> _Exercise_: Restate every entry word for word.

> _Data provided_:
+++

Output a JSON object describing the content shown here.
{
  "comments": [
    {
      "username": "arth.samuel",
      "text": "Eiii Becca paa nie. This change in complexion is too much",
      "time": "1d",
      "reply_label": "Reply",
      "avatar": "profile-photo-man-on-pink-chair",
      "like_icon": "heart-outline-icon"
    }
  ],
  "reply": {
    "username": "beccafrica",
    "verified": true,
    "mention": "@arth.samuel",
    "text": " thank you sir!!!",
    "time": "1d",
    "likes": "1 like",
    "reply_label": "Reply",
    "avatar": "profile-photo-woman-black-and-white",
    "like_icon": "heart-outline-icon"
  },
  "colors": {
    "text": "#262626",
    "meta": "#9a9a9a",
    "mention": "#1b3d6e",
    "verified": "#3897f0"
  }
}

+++

> _Completed exercise_:
Output a JSON object describing the content shown here.
{
  "comments": [
    {
      "username": "arth.samuel",
      "text": "Eiii Becca paa nie. This change in complexion is too much",
      "time": "1d",
      "reply_label": "Reply",
      "avatar": "profile-photo-man-on-pink-chair",
      "like_icon": "heart-outline-icon"
    }
  ],
  "reply": {
    "username": "beccafrica",
    "verified": true,
    "mention": "@arth.samuel",
    "text": " thank you sir!!!",
    "time": "1d",
    "likes": "1 like",
    "reply_label": "Reply",
    "avatar": "profile-photo-woman-black-and-white",
    "like_icon": "heart-outline-icon"
  },
  "colors": {
    "text": "#262626",
    "meta": "#9a9a9a",
    "mention": "#1b3d6e",
    "verified": "#3897f0"
  }
}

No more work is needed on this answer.